|thurman, howard (1899-1981)|
During his tenure as dean of Marsh Chapel at Boston University, theologian and minister Howard Thurman sent Martin Luther King, Jr., and Coretta Scott King his 1955 volume on spirituals, Deep River. He inscribed the book: ‘‘To the Kings—The test of life is often found in the amount of pain we can absorb without spoiling our joy" (Papers 6:299).’’ Thurman’s commitment to a spiritually and physically integrated society, and to the methods of Gandhian nonviolence, served as major influences in King’s life.
Born in Daytona, Florida, Thurman attended Morehouse College, earning a BA in 1923. After receiving his BD from Rochester Theological Seminary (1926), he did further graduate work at the Oberlin School of Theology and at Haverford College, where he studied under Quaker philosopher Rufus Jones. He returned to Morehouse in 1929, as a philosophy and religion professor. In 1932 he married Sue Bailey, a contemporary of King’s mother, Alberta Williams King, when both women attended Spelman College. The couple relocated to Washington, D.C., when Thurman joined Howard University’s faculty. Three years later, he became dean of Howard’s Rankin Memorial Chapel, a position he held until 1943.

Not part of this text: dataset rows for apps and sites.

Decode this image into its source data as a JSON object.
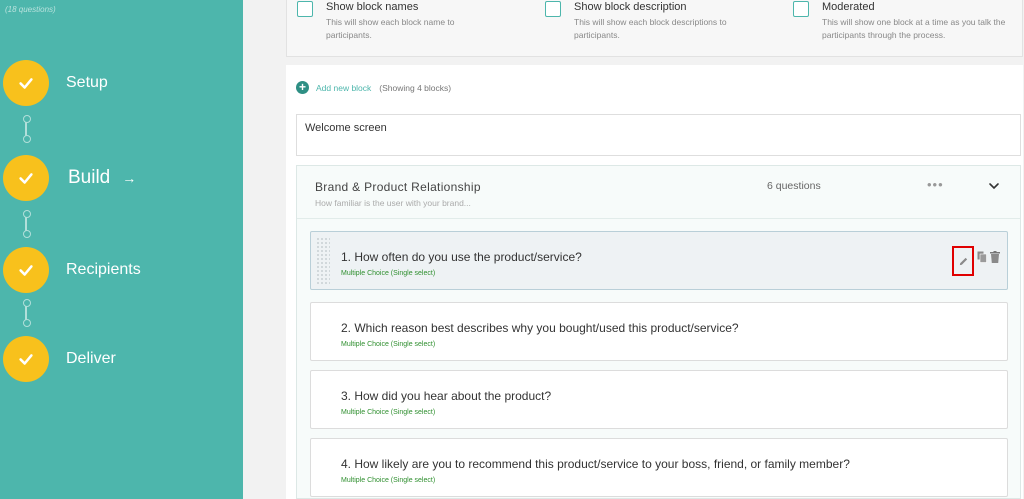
{
  "sidebar": {
    "topnote": "(18 questions)",
    "steps": [
      {
        "label": "Setup"
      },
      {
        "label": "Build",
        "arrow": "→"
      },
      {
        "label": "Recipients"
      },
      {
        "label": "Deliver"
      }
    ]
  },
  "options": [
    {
      "title": "Show block names",
      "desc": "This will show each block name to participants."
    },
    {
      "title": "Show block description",
      "desc": "This will show each block descriptions to participants."
    },
    {
      "title": "Moderated",
      "desc": "This will show one block at a time as you talk the participants through the process."
    }
  ],
  "add_block": {
    "plus": "+",
    "label": "Add new block",
    "showing": "(Showing 4 blocks)"
  },
  "welcome": "Welcome screen",
  "block": {
    "title": "Brand & Product Relationship",
    "desc": "How familiar is the user with your brand...",
    "count": "6 questions",
    "menu": "•••",
    "questions": [
      {
        "text": "1. How often do you use the product/service?",
        "type": "Multiple Choice (Single select)"
      },
      {
        "text": "2. Which reason best describes why you bought/used this product/service?",
        "type": "Multiple Choice (Single select)"
      },
      {
        "text": "3. How did you hear about the product?",
        "type": "Multiple Choice (Single select)"
      },
      {
        "text": "4. How likely are you to recommend this product/service to your boss, friend, or family member?",
        "type": "Multiple Choice (Single select)"
      }
    ]
  },
  "colors": {
    "sidebar": "#4db6ac",
    "step_circle": "#f8c11c",
    "highlight": "#e00000"
  }
}
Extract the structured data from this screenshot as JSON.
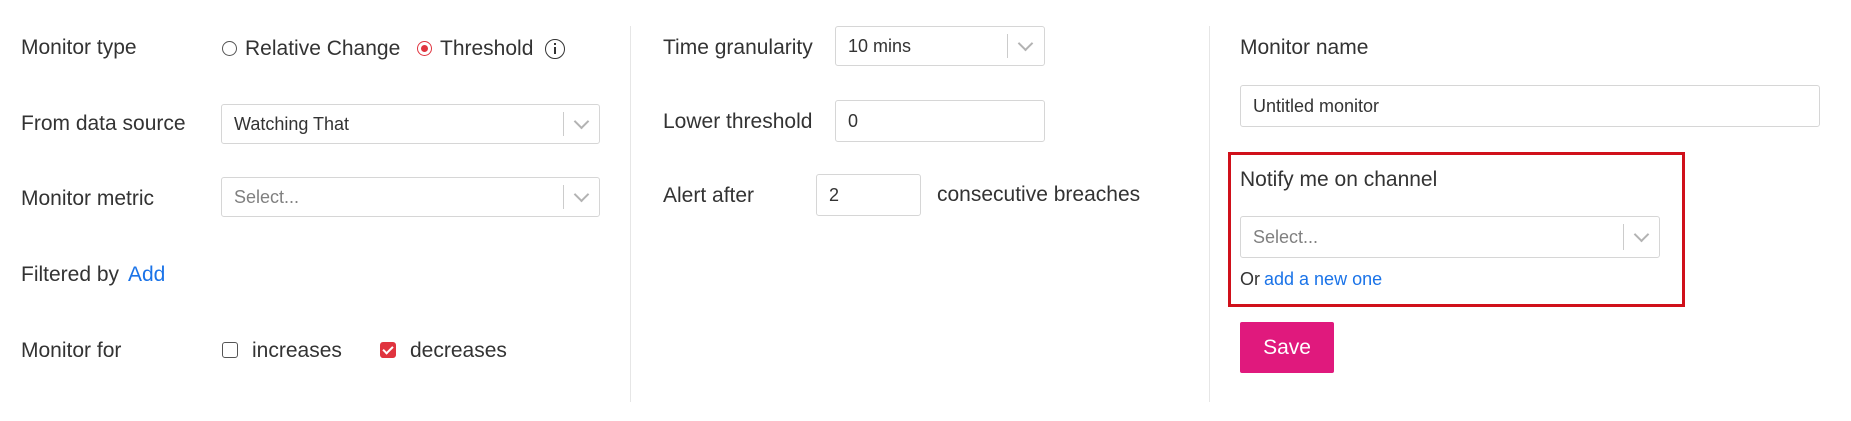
{
  "left_panel": {
    "monitor_type": {
      "label": "Monitor type",
      "options": [
        {
          "label": "Relative Change",
          "selected": false
        },
        {
          "label": "Threshold",
          "selected": true
        }
      ],
      "info_icon": "info-icon"
    },
    "data_source": {
      "label": "From data source",
      "value": "Watching That"
    },
    "metric": {
      "label": "Monitor metric",
      "placeholder": "Select..."
    },
    "filter": {
      "label": "Filtered by",
      "add_link": "Add"
    },
    "monitor_for": {
      "label": "Monitor for",
      "options": [
        {
          "label": "increases",
          "checked": false
        },
        {
          "label": "decreases",
          "checked": true
        }
      ]
    }
  },
  "middle_panel": {
    "granularity": {
      "label": "Time granularity",
      "value": "10 mins"
    },
    "lower_threshold": {
      "label": "Lower threshold",
      "value": "0"
    },
    "alert_after": {
      "label": "Alert after",
      "value": "2",
      "suffix": "consecutive breaches"
    }
  },
  "right_panel": {
    "monitor_name": {
      "label": "Monitor name",
      "value": "Untitled monitor"
    },
    "notify": {
      "label": "Notify me on channel",
      "placeholder": "Select...",
      "or_text": "Or",
      "add_link": "add a new one"
    },
    "save_label": "Save"
  },
  "colors": {
    "accent_radio": "#e0343f",
    "link": "#1a73e8",
    "save_button": "#e0197d",
    "highlight_border": "#d0101a"
  }
}
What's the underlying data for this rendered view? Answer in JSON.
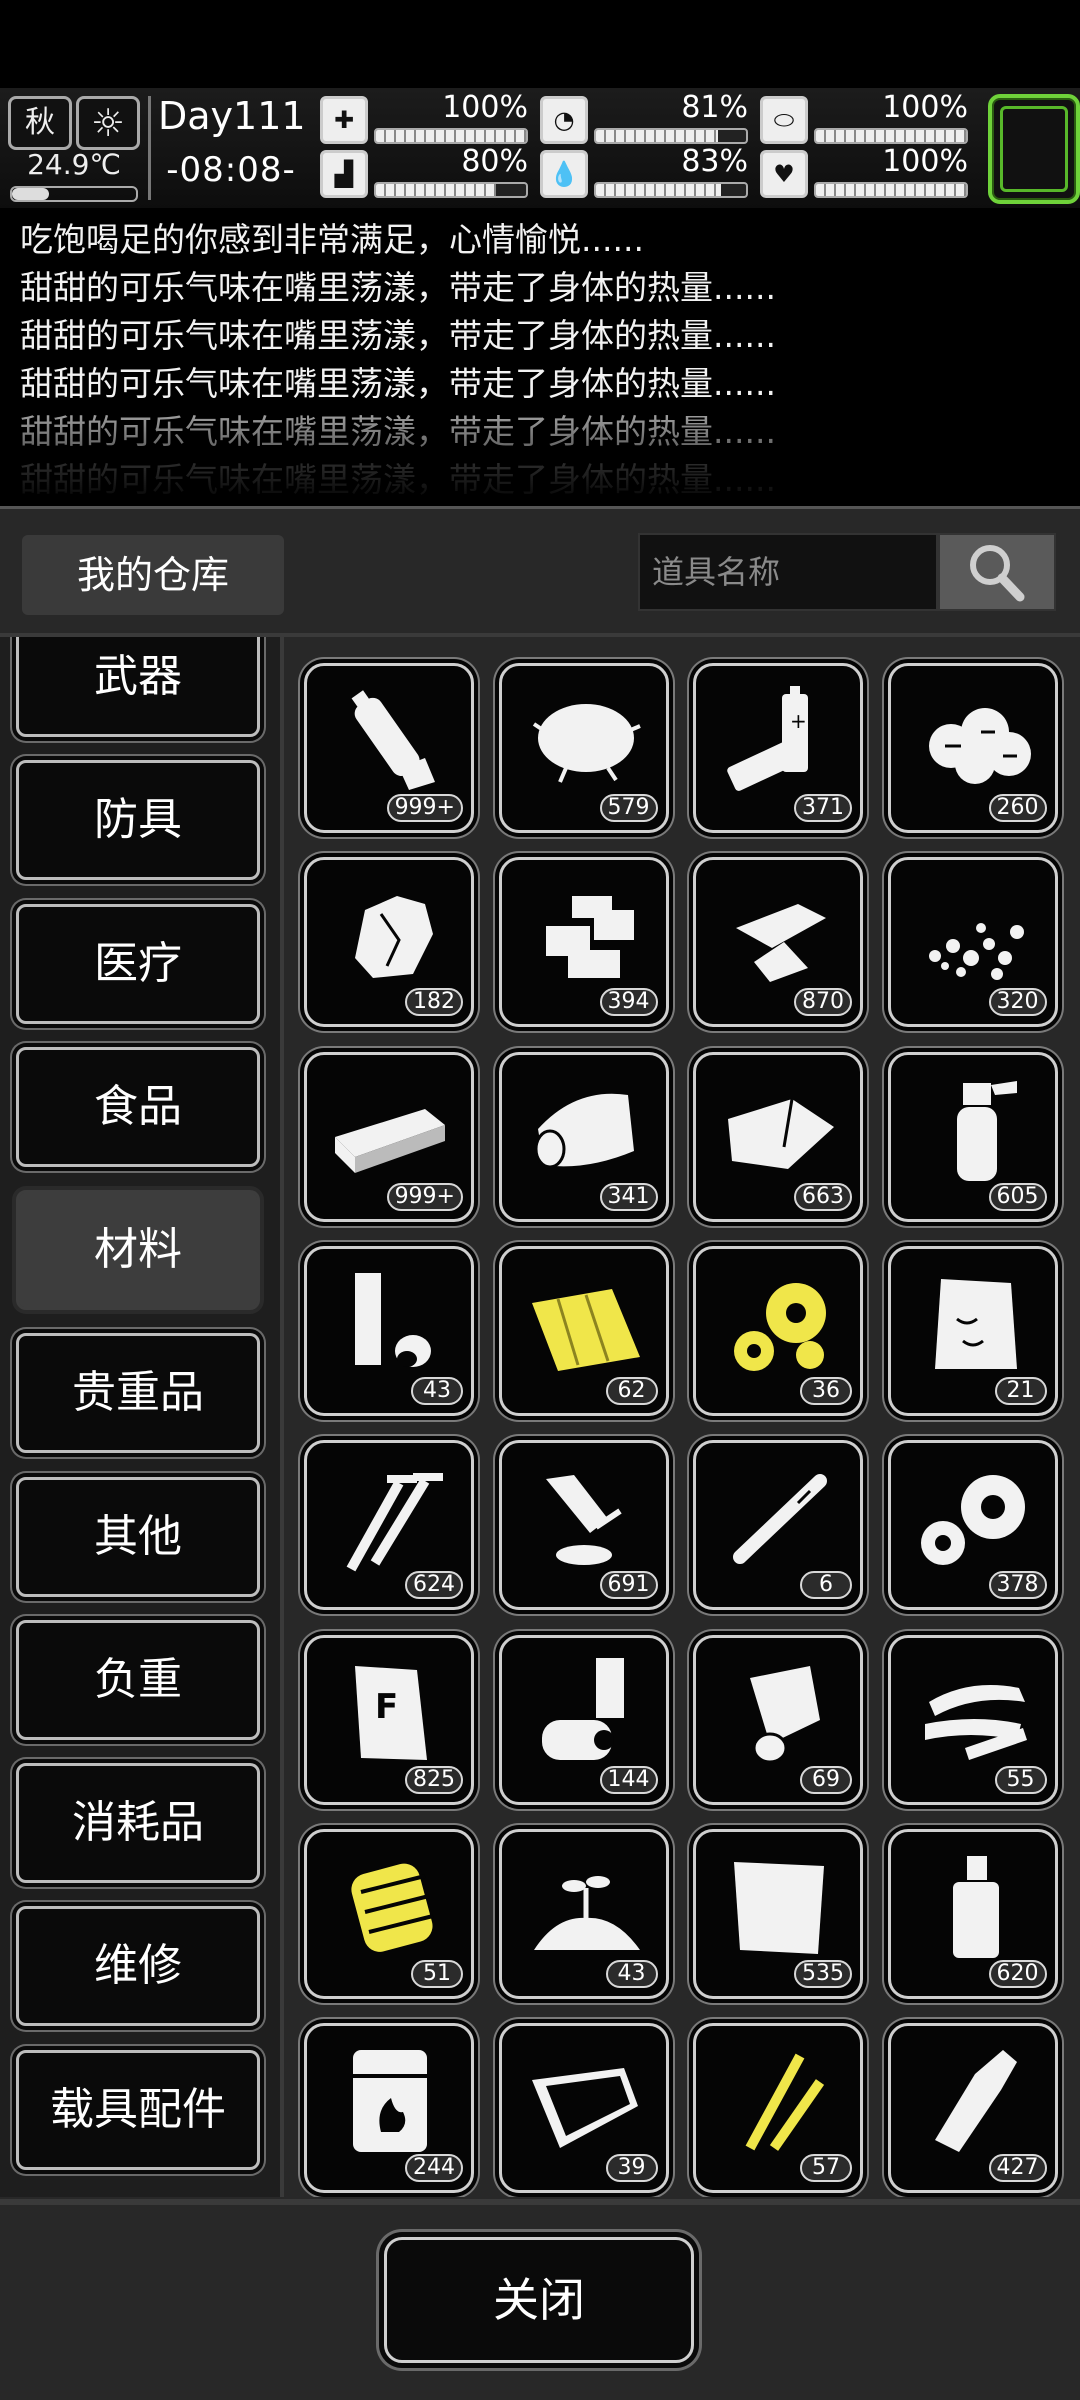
{
  "status_bar": {
    "season": "秋",
    "weather_icon": "sun-icon",
    "temperature": "24.9℃",
    "temperature_level": 0.3,
    "day": "Day111",
    "time": "-08:08-",
    "stats": [
      {
        "icon": "medkit-icon",
        "value": "100%",
        "level": 1.0
      },
      {
        "icon": "stomach-icon",
        "value": "81%",
        "level": 0.81
      },
      {
        "icon": "pill-icon",
        "value": "100%",
        "level": 1.0
      },
      {
        "icon": "boot-icon",
        "value": "80%",
        "level": 0.8
      },
      {
        "icon": "water-drop-icon",
        "value": "83%",
        "level": 0.83
      },
      {
        "icon": "heart-icon",
        "value": "100%",
        "level": 1.0
      }
    ],
    "accent_color": "#6fd23a"
  },
  "log": {
    "lines": [
      "吃饱喝足的你感到非常满足，心情愉悦......",
      "甜甜的可乐气味在嘴里荡漾，带走了身体的热量......",
      "甜甜的可乐气味在嘴里荡漾，带走了身体的热量......",
      "甜甜的可乐气味在嘴里荡漾，带走了身体的热量......",
      "甜甜的可乐气味在嘴里荡漾，带走了身体的热量......",
      "甜甜的可乐气味在嘴里荡漾，带走了身体的热量......"
    ]
  },
  "panel": {
    "title": "我的仓库",
    "search_placeholder": "道具名称",
    "search_icon": "magnifier-icon"
  },
  "categories": [
    {
      "label": "武器",
      "selected": false
    },
    {
      "label": "防具",
      "selected": false
    },
    {
      "label": "医疗",
      "selected": false
    },
    {
      "label": "食品",
      "selected": false
    },
    {
      "label": "材料",
      "selected": true
    },
    {
      "label": "贵重品",
      "selected": false
    },
    {
      "label": "其他",
      "selected": false
    },
    {
      "label": "负重",
      "selected": false
    },
    {
      "label": "消耗品",
      "selected": false
    },
    {
      "label": "维修",
      "selected": false
    },
    {
      "label": "载具配件",
      "selected": false
    }
  ],
  "items": [
    {
      "icon": "plastic-bottle-icon",
      "count": "999+"
    },
    {
      "icon": "fiber-bundle-icon",
      "count": "579"
    },
    {
      "icon": "battery-icon",
      "count": "371"
    },
    {
      "icon": "cotton-icon",
      "count": "260"
    },
    {
      "icon": "rock-icon",
      "count": "182"
    },
    {
      "icon": "bricks-icon",
      "count": "394"
    },
    {
      "icon": "glass-shard-icon",
      "count": "870"
    },
    {
      "icon": "gravel-icon",
      "count": "320"
    },
    {
      "icon": "wood-plank-icon",
      "count": "999+"
    },
    {
      "icon": "cloth-roll-icon",
      "count": "341"
    },
    {
      "icon": "fabric-icon",
      "count": "663"
    },
    {
      "icon": "spray-bottle-icon",
      "count": "605"
    },
    {
      "icon": "pipe-icon",
      "count": "43"
    },
    {
      "icon": "tarp-icon",
      "count": "62",
      "rare": true
    },
    {
      "icon": "gears-icon",
      "count": "36",
      "rare": true
    },
    {
      "icon": "sack-icon",
      "count": "21"
    },
    {
      "icon": "screws-icon",
      "count": "624"
    },
    {
      "icon": "glue-tube-icon",
      "count": "691"
    },
    {
      "icon": "rod-icon",
      "count": "6"
    },
    {
      "icon": "cogwheels-icon",
      "count": "378"
    },
    {
      "icon": "cement-bag-icon",
      "count": "825"
    },
    {
      "icon": "tape-rolls-icon",
      "count": "144"
    },
    {
      "icon": "paper-roll-icon",
      "count": "69"
    },
    {
      "icon": "strip-icon",
      "count": "55"
    },
    {
      "icon": "spring-part-icon",
      "count": "51",
      "rare": true
    },
    {
      "icon": "soil-sprout-icon",
      "count": "43"
    },
    {
      "icon": "paper-sheet-icon",
      "count": "535"
    },
    {
      "icon": "oil-bottle-icon",
      "count": "620"
    },
    {
      "icon": "fuel-barrel-icon",
      "count": "244"
    },
    {
      "icon": "film-icon",
      "count": "39"
    },
    {
      "icon": "wire-icon",
      "count": "57",
      "rare": true
    },
    {
      "icon": "glass-bottle-icon",
      "count": "427"
    }
  ],
  "rare_color": "#f0e64a",
  "footer": {
    "close_label": "关闭"
  }
}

In 1935 the Thurmans traveled with Reverend Edward and Phenola Carroll on a ‘‘Pilgrimage of Friendship’’ to Burma, Ceylon, and India at the invitation of the Student Christian Movements of the United States of America and India. The delegation met with Mohandas K. Gandhi in February 1936, and discussed the status and history of African Americans and questions of nonviolence. Upon their return to the United States, the Thurmans toured and spoke of their experiences with Gandhi.
In 1943 Thurman resigned his position at Howard to help found an integrated church in San Francisco. The doors of the Church for the Fellowship of All Peoples opened for the first time in October 1944, for an inaugural multi-faith service with Thurman and white clergyman Alfred G. Fisk as co-pastors. Thurman remained there as minister until 1953, when he accepted the post of dean of Marsh Chapel and professor of Spiritual Disciplines and Resources at Boston University. According to Thurman, he and King met ‘‘informally’’ during King’s last years as a doctoral student: ‘‘We watched the World Series on television at our house. Sue and Martin discussed very seriously the possibility of his coming to Fellowship Church; it was then she discovered his commitment to Montgomery’’ (Thurman, 254). In a 1955 letter written less than a month before the Montgomery bus boycott, Thurman communicated his regret that he would not be able to preach at Dexter Avenue Baptist Church’s Men’s Day Service, and passed on ‘‘special greetings’’ from his wife (Papers 2:588). During the bus boycott, King’s friend and biographer, Lerone Bennett, reported that King ‘‘read or reread’’ Thurman’s 1949 work, Jesus and the Disinherited, which interprets Jesus’ teachings through the experience of the oppressed and the need for a nonviolent response to such oppression (Bennett, 74).
According to Thurman’s autobiography, the only time that he and King were able to arrange a ‘‘serious talk’’ came in the fall of 1958, when King was recovering in New York after being stabbed by Izola Curry at a book signing (Thurman, 254). The day before their meeting, Thurman recalled having a ‘‘vibrant sensation’’ in which ‘‘Martin emerged in my awareness and would not leave’’ (Thurman, 255). When he met alone with King the following day, he asked how long King’s doctor had given him for his convalescence.
When he told me, I urged him to ask them to extend the period by an additional two weeks. This would give him time away from the immediate pressure of the movement to reassess himself in relation to the cause, to rest his body and mind with healing detachment, and to take a long look that only solitary brooding can provide. The movement had become more than an organization; it had become an organism with a life of its own to which he must relate in fresh and extraordinary ways or be swallowed up by it (Thurman, 255).
Thurman retired from Boston University in 1965. He directed the Howard Thurman Educational Trust until his death in 1981.
Bennett, Jr., What Manner of Man, 1968.
Kapur, Raising Up a Prophet, 1992.
King to Thurman, 31 October 1955, in Papers 2:583–584.
Thurman, Jesus and the Disinherited, 1949.
Thurman, With Head and Heart, 1979.
Thurman, Inscription to King, 1955, in Papers 6:229.
Thurman to King, 14 November 1955, in Papers 2:588.